Returning to your question: Is it metagaming to look up the best way to use a magic item, and then act according to that advice? Yes. But that makes them a min-maxer, which in 5e is fairly normal, as you mentioned, not necessarily a metagamer.

If you feel they aren't taking your request for no spoilers seriously enough, bring it up either after session one-on-one or at the table, and maybe include why for this campaign especially spoilers can ruin parts of the story.

End of the day, you're the GM. If you're worried about potential spoiler accidentally from looking up the magic item, you can change certain parts of the story around to prevent the spoilers, but again, if your players respect you and you made no spoilers clear already, then it'll probably be fine.

\$\endgroup\$
0
6
\$\begingroup\$

Metagaming isn't evil

Online there is a lot of very vocal "anti-meta-gaming" people. It's important to remember that D&D is a game and that talking about D&D is not an inherent evil sin which will send you straight to hell. Metagaming is essentially a required part of the game to be a competent player and to interact with the broader D&D community.

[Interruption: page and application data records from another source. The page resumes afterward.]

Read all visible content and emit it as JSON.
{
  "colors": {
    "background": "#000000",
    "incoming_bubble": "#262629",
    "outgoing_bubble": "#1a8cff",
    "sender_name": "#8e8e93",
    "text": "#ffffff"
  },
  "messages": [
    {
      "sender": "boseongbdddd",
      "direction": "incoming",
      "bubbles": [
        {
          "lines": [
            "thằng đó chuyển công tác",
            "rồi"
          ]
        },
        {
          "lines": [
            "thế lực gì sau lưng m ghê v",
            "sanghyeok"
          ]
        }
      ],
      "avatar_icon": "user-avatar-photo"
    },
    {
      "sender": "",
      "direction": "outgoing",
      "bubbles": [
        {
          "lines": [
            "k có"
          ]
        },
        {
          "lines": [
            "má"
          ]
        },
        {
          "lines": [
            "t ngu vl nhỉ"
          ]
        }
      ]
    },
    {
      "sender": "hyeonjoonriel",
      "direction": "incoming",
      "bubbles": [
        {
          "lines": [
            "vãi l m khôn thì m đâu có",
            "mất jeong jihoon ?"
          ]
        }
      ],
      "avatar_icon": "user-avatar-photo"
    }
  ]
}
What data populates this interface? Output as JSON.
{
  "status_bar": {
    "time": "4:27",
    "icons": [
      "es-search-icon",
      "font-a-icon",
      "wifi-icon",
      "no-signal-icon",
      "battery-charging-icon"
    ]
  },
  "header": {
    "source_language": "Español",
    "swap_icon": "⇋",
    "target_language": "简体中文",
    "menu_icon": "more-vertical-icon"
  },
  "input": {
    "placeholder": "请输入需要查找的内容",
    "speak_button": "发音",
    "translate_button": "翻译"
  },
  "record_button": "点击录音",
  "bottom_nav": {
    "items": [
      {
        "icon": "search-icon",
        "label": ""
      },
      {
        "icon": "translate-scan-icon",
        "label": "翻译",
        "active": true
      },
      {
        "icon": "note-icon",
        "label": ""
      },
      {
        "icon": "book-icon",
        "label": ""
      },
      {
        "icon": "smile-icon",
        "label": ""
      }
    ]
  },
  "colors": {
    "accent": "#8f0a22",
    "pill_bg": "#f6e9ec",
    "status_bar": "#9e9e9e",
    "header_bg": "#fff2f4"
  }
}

Spoilers should be avoided

I think you have two issues which you have bundled together under the heading of "metagaming" which is causing confusion. One is learning about game mechanics, the second is players learning spoilers to a module.

While both are "metagaming", they are vastly different things. I don't think that's a bad thing for players to research the rules and mechanics, and have never had a problem with players becoming more familiar with the rules. Neither have I heard of this causing a problem for anyone else. As for the latter, I think we all know and agree that learning spoilers is not a good thing.

Focus on specific issues

I think you should shift your thinking from "metagaming is bad" to "looking up spoilers is bad". That may help you more accurately solve your problems.

\$\endgroup\$

You must log in to answer this question.

Not the answer you're looking for? Browse other questions tagged .